◆ YOUR OBJECTIVE
When you repeat the entries, reproduce each line exactly and omit every picture.

◆ App and web page records
*** Begin section ***

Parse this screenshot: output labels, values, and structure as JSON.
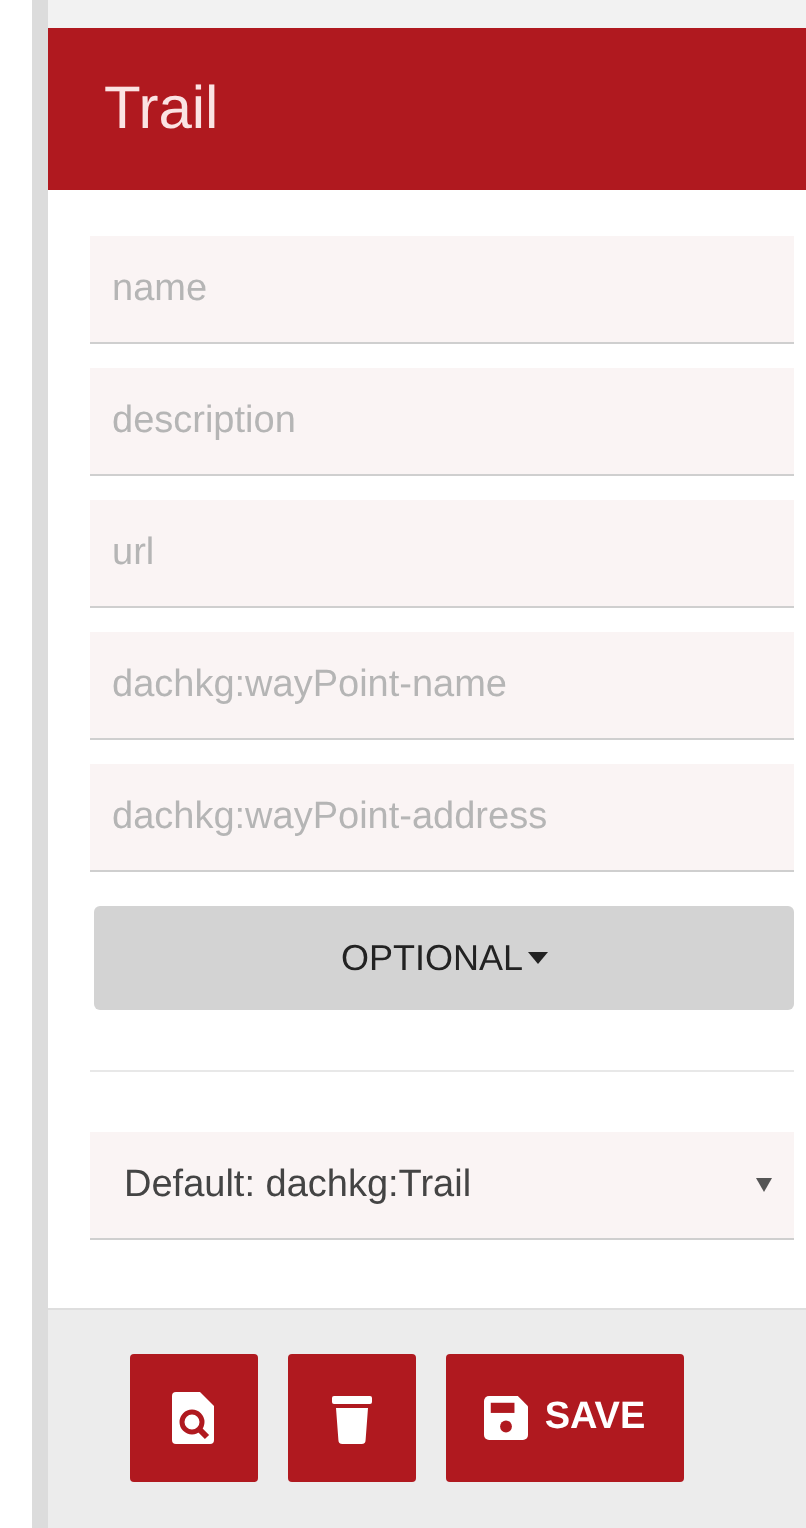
{
  "header": {
    "title": "Trail"
  },
  "fields": [
    {
      "placeholder": "name"
    },
    {
      "placeholder": "description"
    },
    {
      "placeholder": "url"
    },
    {
      "placeholder": "dachkg:wayPoint-name"
    },
    {
      "placeholder": "dachkg:wayPoint-address"
    }
  ],
  "optional_button": {
    "label": "OPTIONAL"
  },
  "type_select": {
    "value": "Default: dachkg:Trail"
  },
  "actions": [
    {
      "kind": "preview"
    },
    {
      "kind": "delete"
    },
    {
      "kind": "save",
      "label": "SAVE"
    }
  ]
}
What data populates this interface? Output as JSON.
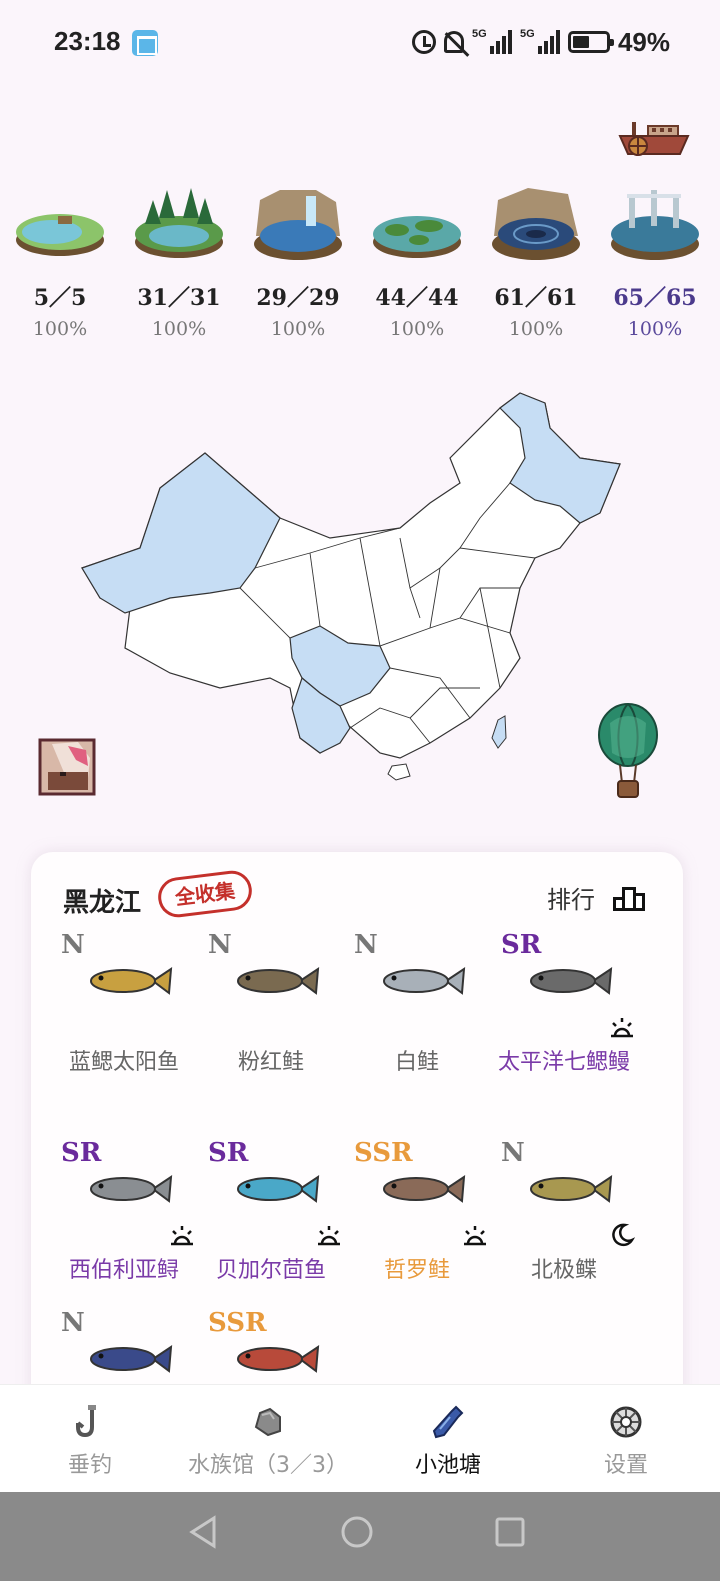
{
  "status_bar": {
    "time": "23:18",
    "signal1": "5G",
    "signal2": "5G",
    "battery": "49%"
  },
  "dioramas": [
    {
      "count": "5／5",
      "percent": "100%",
      "theme": "pond"
    },
    {
      "count": "31／31",
      "percent": "100%",
      "theme": "forest-lake"
    },
    {
      "count": "29／29",
      "percent": "100%",
      "theme": "waterfall"
    },
    {
      "count": "44／44",
      "percent": "100%",
      "theme": "islands"
    },
    {
      "count": "61／61",
      "percent": "100%",
      "theme": "whirlpool"
    },
    {
      "count": "65／65",
      "percent": "100%",
      "theme": "ruins",
      "active": true
    }
  ],
  "card": {
    "region": "黑龙江",
    "badge": "全收集",
    "rank_label": "排行",
    "fish": [
      {
        "rarity": "N",
        "name": "蓝鳃太阳鱼",
        "condition": "",
        "color": "#c8a040"
      },
      {
        "rarity": "N",
        "name": "粉红鲑",
        "condition": "",
        "color": "#7a6a50"
      },
      {
        "rarity": "N",
        "name": "白鲑",
        "condition": "",
        "color": "#a8b0b8"
      },
      {
        "rarity": "SR",
        "name": "太平洋七鳃鳗",
        "condition": "sun-icon",
        "color": "#6a6a6a"
      },
      {
        "rarity": "SR",
        "name": "西伯利亚鲟",
        "condition": "sun-icon",
        "color": "#8a8e92"
      },
      {
        "rarity": "SR",
        "name": "贝加尔茴鱼",
        "condition": "sun-icon",
        "color": "#4aa8c8"
      },
      {
        "rarity": "SSR",
        "name": "哲罗鲑",
        "condition": "sun-icon",
        "color": "#8a6a58"
      },
      {
        "rarity": "N",
        "name": "北极鲽",
        "condition": "moon-icon",
        "color": "#a89850"
      },
      {
        "rarity": "N",
        "name": "",
        "condition": "",
        "color": "#3a4a8a"
      },
      {
        "rarity": "SSR",
        "name": "",
        "condition": "",
        "color": "#b84a3a"
      }
    ]
  },
  "nav": {
    "items": [
      {
        "label": "垂钓",
        "icon": "hook-icon"
      },
      {
        "label": "水族馆（3／3）",
        "icon": "rock-icon"
      },
      {
        "label": "小池塘",
        "icon": "bottle-icon",
        "active": true
      },
      {
        "label": "设置",
        "icon": "settings-icon"
      }
    ]
  },
  "map": {
    "highlighted_regions": [
      "新疆",
      "黑龙江",
      "四川",
      "云南",
      "台湾"
    ]
  }
}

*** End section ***

◆ SOLUTION
Parse this screenshot: output labels, values, and structure as JSON.
{
  "header": {
    "title": "Trail"
  },
  "fields": [
    {
      "placeholder": "name"
    },
    {
      "placeholder": "description"
    },
    {
      "placeholder": "url"
    },
    {
      "placeholder": "dachkg:wayPoint-name"
    },
    {
      "placeholder": "dachkg:wayPoint-address"
    }
  ],
  "optional_button": {
    "label": "OPTIONAL"
  },
  "type_select": {
    "value": "Default: dachkg:Trail"
  },
  "actions": [
    {
      "kind": "preview"
    },
    {
      "kind": "delete"
    },
    {
      "kind": "save",
      "label": "SAVE"
    }
  ]
}
What data populates this interface? Output as JSON.
{
  "status_bar": {
    "time": "23:18",
    "signal1": "5G",
    "signal2": "5G",
    "battery": "49%"
  },
  "dioramas": [
    {
      "count": "5／5",
      "percent": "100%",
      "theme": "pond"
    },
    {
      "count": "31／31",
      "percent": "100%",
      "theme": "forest-lake"
    },
    {
      "count": "29／29",
      "percent": "100%",
      "theme": "waterfall"
    },
    {
      "count": "44／44",
      "percent": "100%",
      "theme": "islands"
    },
    {
      "count": "61／61",
      "percent": "100%",
      "theme": "whirlpool"
    },
    {
      "count": "65／65",
      "percent": "100%",
      "theme": "ruins",
      "active": true
    }
  ],
  "card": {
    "region": "黑龙江",
    "badge": "全收集",
    "rank_label": "排行",
    "fish": [
      {
        "rarity": "N",
        "name": "蓝鳃太阳鱼",
        "condition": "",
        "color": "#c8a040"
      },
      {
        "rarity": "N",
        "name": "粉红鲑",
        "condition": "",
        "color": "#7a6a50"
      },
      {
        "rarity": "N",
        "name": "白鲑",
        "condition": "",
        "color": "#a8b0b8"
      },
      {
        "rarity": "SR",
        "name": "太平洋七鳃鳗",
        "condition": "sun-icon",
        "color": "#6a6a6a"
      },
      {
        "rarity": "SR",
        "name": "西伯利亚鲟",
        "condition": "sun-icon",
        "color": "#8a8e92"
      },
      {
        "rarity": "SR",
        "name": "贝加尔茴鱼",
        "condition": "sun-icon",
        "color": "#4aa8c8"
      },
      {
        "rarity": "SSR",
        "name": "哲罗鲑",
        "condition": "sun-icon",
        "color": "#8a6a58"
      },
      {
        "rarity": "N",
        "name": "北极鲽",
        "condition": "moon-icon",
        "color": "#a89850"
      },
      {
        "rarity": "N",
        "name": "",
        "condition": "",
        "color": "#3a4a8a"
      },
      {
        "rarity": "SSR",
        "name": "",
        "condition": "",
        "color": "#b84a3a"
      }
    ]
  },
  "nav": {
    "items": [
      {
        "label": "垂钓",
        "icon": "hook-icon"
      },
      {
        "label": "水族馆（3／3）",
        "icon": "rock-icon"
      },
      {
        "label": "小池塘",
        "icon": "bottle-icon",
        "active": true
      },
      {
        "label": "设置",
        "icon": "settings-icon"
      }
    ]
  },
  "map": {
    "highlighted_regions": [
      "新疆",
      "黑龙江",
      "四川",
      "云南",
      "台湾"
    ]
  }
}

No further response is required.